尚、今まで通り、オンラインや電話を通しての春季彼岸会参拝も可能です。

Schedule
8:30 a.m. Shoshinge Gyōfu Chanting
9:00 a.m. Hula dance lesson with Stephanie Hagio Chin
9:30 a.m. Hanamatsuri Service with Dharma talk by Rev. Hoshu Matsubayashi
10:30 a.m. Japanese Dharma Talk 日本語法話 松林芳秀先生

To join us for this online Spring Ohigan Service, CLICK HERE to sign up for “Live Broadcast of Services”.

ご参拝したい方はここにクリックして、”Live Broadcast of Services”に登録してください。

Hanamatsuri Buddha’s Birthday Service

April 11, 2021

Guest Speaker

(English)

Rev. Dr. Jeff Wilson

Toronto Buddhist Church

日本語の御講師

攝受弘宣先生

惠光寺(ドイツ)

EKŌ-Haus (Germany)

View Post

Under these extraordinary circumstances, we invite you to join us from the safety and comfort of your own home for an online Hanamatsuri Buddha’s Birthday Service via the Zoom Meeting internet program on Sunday, April 11, 2021 at 9:30 a.m.

Schedule
8:30 a.m. Shoshinge Gyofu Chanting
9:00 a.m. Taiso Morning Exercise with instructor Juliet Bost
9:30 a.m. Hanamatsuri Dharma Service with English Language Message by Rev. Dr. Jeff Wilson
10:30 a.m. 日本語法話 攝受弘宣先生 Japanese Language Dharma Message by Rev. Hironobu Shoju

To join us for this online Spring Ohigan Service, CLICK HERE to sign up for “Live Broadcast of Services”.

現在感染が拡大している新型コロナウイルス感染を防ぐため、サンマテオ仏教会本堂内に集まることはできませんが、オンラインや電話を通して春季彼岸会を行います。

そこで、2021年4月11日の9時30分から灌仏会(花祭り)をインターネットと電話でライブ中継をする予定です。
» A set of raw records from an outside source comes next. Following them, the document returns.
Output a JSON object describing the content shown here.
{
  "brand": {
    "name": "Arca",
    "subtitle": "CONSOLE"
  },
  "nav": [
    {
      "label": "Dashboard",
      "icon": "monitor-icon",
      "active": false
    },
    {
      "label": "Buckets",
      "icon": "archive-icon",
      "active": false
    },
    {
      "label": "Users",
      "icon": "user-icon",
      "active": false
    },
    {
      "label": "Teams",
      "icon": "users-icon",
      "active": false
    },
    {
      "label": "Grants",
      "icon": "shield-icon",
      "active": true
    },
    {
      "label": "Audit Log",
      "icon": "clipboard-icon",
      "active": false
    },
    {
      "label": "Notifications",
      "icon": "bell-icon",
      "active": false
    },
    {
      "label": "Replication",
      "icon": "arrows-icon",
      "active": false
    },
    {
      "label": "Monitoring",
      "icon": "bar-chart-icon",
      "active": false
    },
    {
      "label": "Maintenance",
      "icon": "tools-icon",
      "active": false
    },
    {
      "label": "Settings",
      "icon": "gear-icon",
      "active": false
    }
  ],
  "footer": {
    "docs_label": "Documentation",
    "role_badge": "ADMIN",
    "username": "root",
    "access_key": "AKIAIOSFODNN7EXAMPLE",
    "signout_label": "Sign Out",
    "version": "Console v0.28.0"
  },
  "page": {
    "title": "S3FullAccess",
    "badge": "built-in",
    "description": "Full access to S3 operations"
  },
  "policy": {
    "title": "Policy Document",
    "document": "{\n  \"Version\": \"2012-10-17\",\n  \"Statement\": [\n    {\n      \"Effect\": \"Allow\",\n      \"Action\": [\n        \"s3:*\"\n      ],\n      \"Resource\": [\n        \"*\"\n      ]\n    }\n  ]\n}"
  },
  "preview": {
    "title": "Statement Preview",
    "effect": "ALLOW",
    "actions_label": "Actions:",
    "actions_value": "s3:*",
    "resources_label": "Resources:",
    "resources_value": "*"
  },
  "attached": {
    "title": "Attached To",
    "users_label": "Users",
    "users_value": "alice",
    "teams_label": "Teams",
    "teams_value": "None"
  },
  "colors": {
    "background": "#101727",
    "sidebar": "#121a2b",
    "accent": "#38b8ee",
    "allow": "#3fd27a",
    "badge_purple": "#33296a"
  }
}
自宅からご参拝されたい方は次の手順でご参加下さい。

ご参拝したい方はここにクリックして、”Live Broadcast of Services”に登録してください。

Buddha Loves You Little Shark

Raising children can be a challenge.  My wife and I have three sons, and there have been times when their behavior has been entertaining for others but exasperating for us as parents.  Our third son is still a baby, but before we know it, he will be crawling, then walking, then running, then talking and making animal sounds.  If he is anything like his big brothers, he will do all these things in the middle of Sunday service.  I once overheard a conversation between a temple member who attended service most Sundays and her daughter, who rarely came to the temple.  The temple-going mother said, “You should come to service more often.  It’s fun to see what mischief Sensei’s son is going to get into next.”  When she noticed me standing within earshot, she hastily added, “I mean you should come to service to hear Sensei’s Dharma talk.”
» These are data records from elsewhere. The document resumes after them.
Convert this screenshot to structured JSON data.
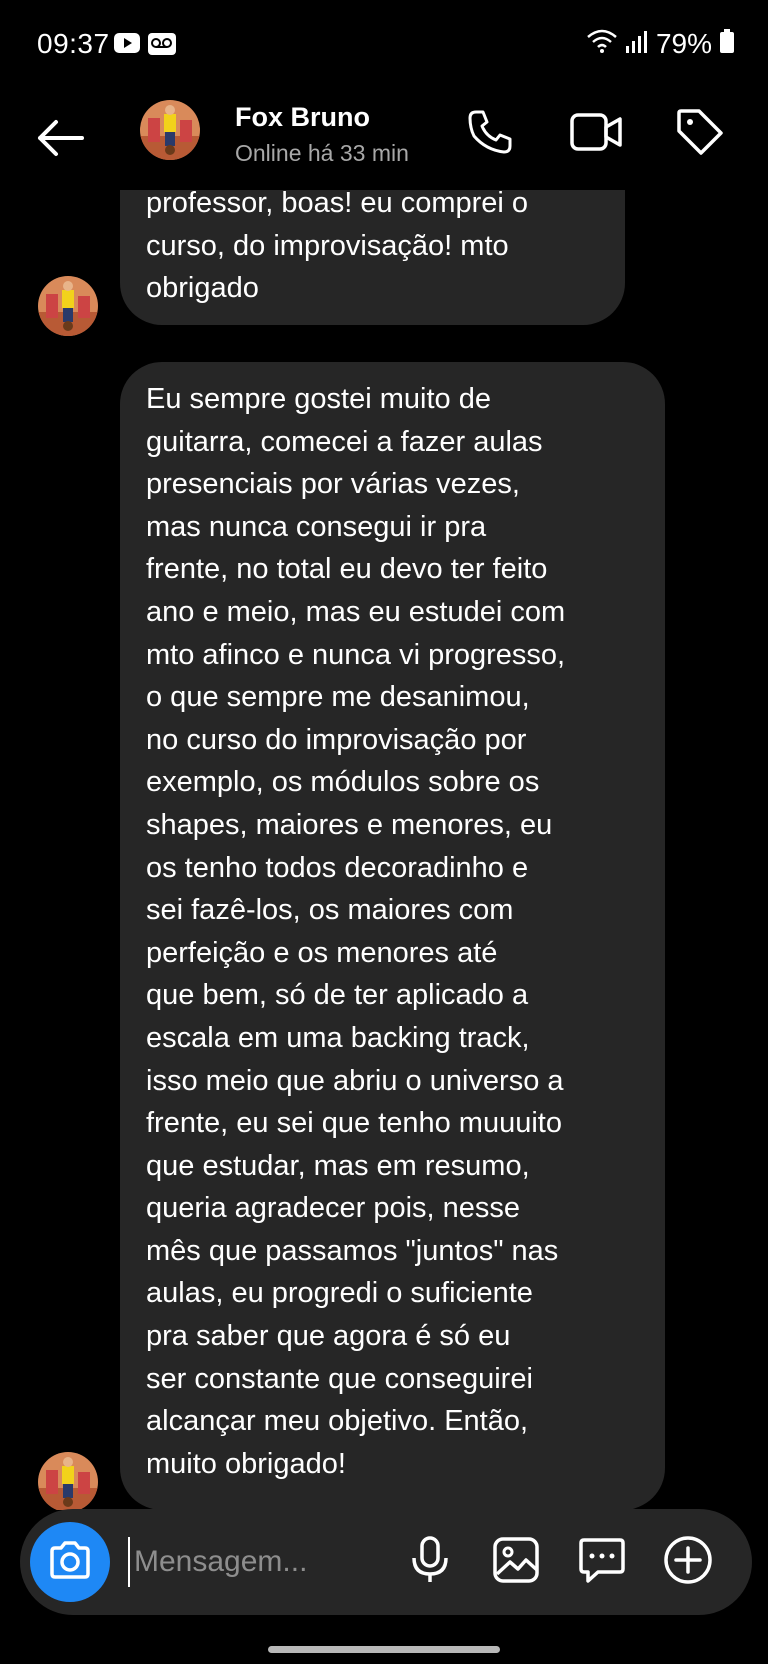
{
  "status_bar": {
    "time": "09:37",
    "battery": "79%",
    "icons": [
      "youtube-icon",
      "voicemail-icon",
      "wifi-icon",
      "signal-icon",
      "battery-icon"
    ]
  },
  "header": {
    "contact_name": "Fox Bruno",
    "contact_status": "Online há 33 min",
    "icons": [
      "back-arrow-icon",
      "phone-icon",
      "video-camera-icon",
      "tag-icon"
    ]
  },
  "messages": [
    {
      "lines": [
        "professor, boas! eu comprei o",
        "curso, do improvisação! mto",
        "obrigado"
      ]
    },
    {
      "lines": [
        "Eu sempre gostei muito de",
        "guitarra, comecei a fazer aulas",
        "presenciais por várias vezes,",
        "mas nunca consegui ir pra",
        "frente, no total eu devo ter feito",
        "ano e meio, mas eu estudei com",
        "mto afinco e nunca vi progresso,",
        "o que sempre me desanimou,",
        "no curso do improvisação por",
        "exemplo, os módulos sobre os",
        "shapes, maiores e menores, eu",
        "os tenho todos decoradinho e",
        "sei fazê-los, os maiores com",
        "perfeição e os menores até",
        "que bem, só de ter aplicado a",
        "escala em uma backing track,",
        "isso meio que abriu o universo a",
        "frente, eu sei que tenho muuuito",
        "que estudar, mas em resumo,",
        "queria agradecer pois, nesse",
        "mês que passamos \"juntos\" nas",
        "aulas, eu progredi o suficiente",
        "pra saber que agora é só eu",
        "ser constante que conseguirei",
        "alcançar meu objetivo. Então,",
        "muito obrigado!"
      ]
    }
  ],
  "composer": {
    "placeholder": "Mensagem...",
    "icons": [
      "camera-icon",
      "microphone-icon",
      "gallery-icon",
      "sticker-icon",
      "plus-circle-icon"
    ]
  },
  "colors": {
    "background": "#000000",
    "bubble": "#262626",
    "accent": "#1e88f5",
    "muted_text": "#a8a8a8"
  }
}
A few years ago, when one of our older sons was at the height of his “terrific twos,” he was thoroughly enjoying himself crawling around under the pews during the Hanamatsuri Service.  He was having so much fun playing cat-and-mouse with my wife, who was desperately trying to contain his antics, that he scurried off under the pews until he popped out from under the first row and stood grinning back at my wife from the floor right in front of the podium where our guest speaker was delivering the Hanamatsuri Dharma Talk.  The instant my wife moved to get up from her seat to retrieve him, he gleefully dove under the table upon which the Hanamido floral shrine sat at the front of the Hondo.  The table was completely covered from front to back with carefully arranged potted plants to evoke the luxuriant Lumbini’s Garden in which baby Siddhartha, the Buddha-to-be, was born.  The front of the table was covered with a large sheet of white paper, so no-one but me could see my son as he sat happily in an enclosed little space beneath the Hanamido.

Continue reading “Buddha Loves You Little Shark”